## What is expected
The entries are to be duplicated exactly, though any picture in them must be omitted.

## Supplied records
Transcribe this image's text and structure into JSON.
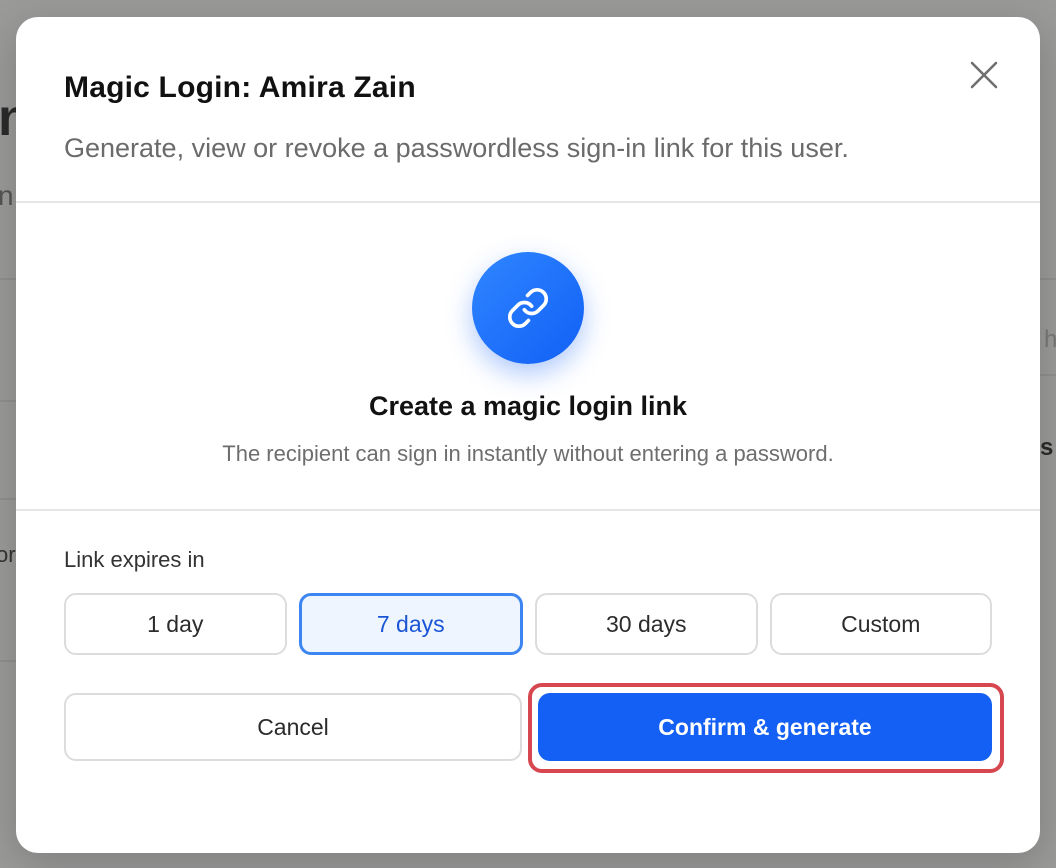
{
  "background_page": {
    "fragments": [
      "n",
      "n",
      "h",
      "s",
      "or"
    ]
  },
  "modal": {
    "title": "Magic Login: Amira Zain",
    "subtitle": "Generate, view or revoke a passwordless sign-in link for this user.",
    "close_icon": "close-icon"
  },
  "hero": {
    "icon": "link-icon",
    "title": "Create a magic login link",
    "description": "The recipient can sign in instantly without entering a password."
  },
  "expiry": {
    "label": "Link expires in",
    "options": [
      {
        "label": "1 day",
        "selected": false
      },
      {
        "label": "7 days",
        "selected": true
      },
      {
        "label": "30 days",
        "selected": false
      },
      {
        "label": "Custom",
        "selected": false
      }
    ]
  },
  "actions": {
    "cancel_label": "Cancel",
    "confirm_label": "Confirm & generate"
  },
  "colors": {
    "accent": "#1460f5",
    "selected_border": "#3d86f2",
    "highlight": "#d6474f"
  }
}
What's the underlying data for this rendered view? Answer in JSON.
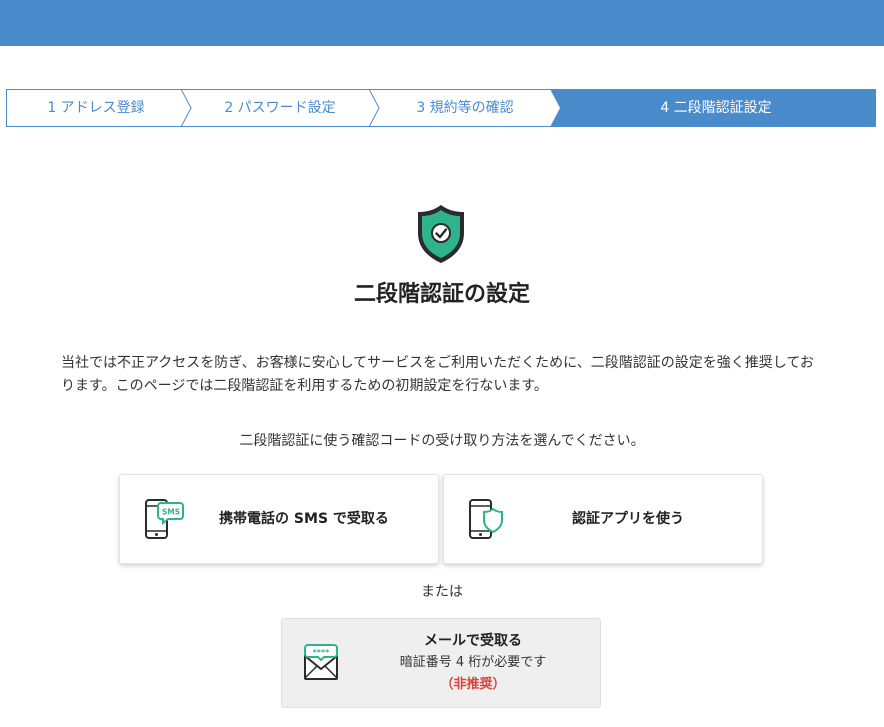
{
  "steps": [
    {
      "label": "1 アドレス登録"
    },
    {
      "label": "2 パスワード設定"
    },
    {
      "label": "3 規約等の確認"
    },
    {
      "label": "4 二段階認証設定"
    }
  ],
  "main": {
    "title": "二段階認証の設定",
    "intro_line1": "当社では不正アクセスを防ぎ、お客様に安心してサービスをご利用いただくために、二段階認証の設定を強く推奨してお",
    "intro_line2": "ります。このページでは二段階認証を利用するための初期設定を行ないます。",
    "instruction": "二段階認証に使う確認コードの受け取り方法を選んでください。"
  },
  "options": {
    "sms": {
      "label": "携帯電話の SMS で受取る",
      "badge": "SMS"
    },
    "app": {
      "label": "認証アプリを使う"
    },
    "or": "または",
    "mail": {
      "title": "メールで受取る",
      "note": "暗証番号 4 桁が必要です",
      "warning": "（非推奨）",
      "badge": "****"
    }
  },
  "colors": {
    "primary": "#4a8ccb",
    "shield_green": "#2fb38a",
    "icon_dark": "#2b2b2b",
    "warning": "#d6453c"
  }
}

## Answer to this exercise
Transcribe this image's text and structure into JSON.
{
  "background_page": {
    "fragments": [
      "n",
      "n",
      "h",
      "s",
      "or"
    ]
  },
  "modal": {
    "title": "Magic Login: Amira Zain",
    "subtitle": "Generate, view or revoke a passwordless sign-in link for this user.",
    "close_icon": "close-icon"
  },
  "hero": {
    "icon": "link-icon",
    "title": "Create a magic login link",
    "description": "The recipient can sign in instantly without entering a password."
  },
  "expiry": {
    "label": "Link expires in",
    "options": [
      {
        "label": "1 day",
        "selected": false
      },
      {
        "label": "7 days",
        "selected": true
      },
      {
        "label": "30 days",
        "selected": false
      },
      {
        "label": "Custom",
        "selected": false
      }
    ]
  },
  "actions": {
    "cancel_label": "Cancel",
    "confirm_label": "Confirm & generate"
  },
  "colors": {
    "accent": "#1460f5",
    "selected_border": "#3d86f2",
    "highlight": "#d6474f"
  }
}
What's the underlying data for this rendered view? Answer in JSON.
{
  "steps": [
    {
      "label": "1 アドレス登録"
    },
    {
      "label": "2 パスワード設定"
    },
    {
      "label": "3 規約等の確認"
    },
    {
      "label": "4 二段階認証設定"
    }
  ],
  "main": {
    "title": "二段階認証の設定",
    "intro_line1": "当社では不正アクセスを防ぎ、お客様に安心してサービスをご利用いただくために、二段階認証の設定を強く推奨してお",
    "intro_line2": "ります。このページでは二段階認証を利用するための初期設定を行ないます。",
    "instruction": "二段階認証に使う確認コードの受け取り方法を選んでください。"
  },
  "options": {
    "sms": {
      "label": "携帯電話の SMS で受取る",
      "badge": "SMS"
    },
    "app": {
      "label": "認証アプリを使う"
    },
    "or": "または",
    "mail": {
      "title": "メールで受取る",
      "note": "暗証番号 4 桁が必要です",
      "warning": "（非推奨）",
      "badge": "****"
    }
  },
  "colors": {
    "primary": "#4a8ccb",
    "shield_green": "#2fb38a",
    "icon_dark": "#2b2b2b",
    "warning": "#d6453c"
  }
}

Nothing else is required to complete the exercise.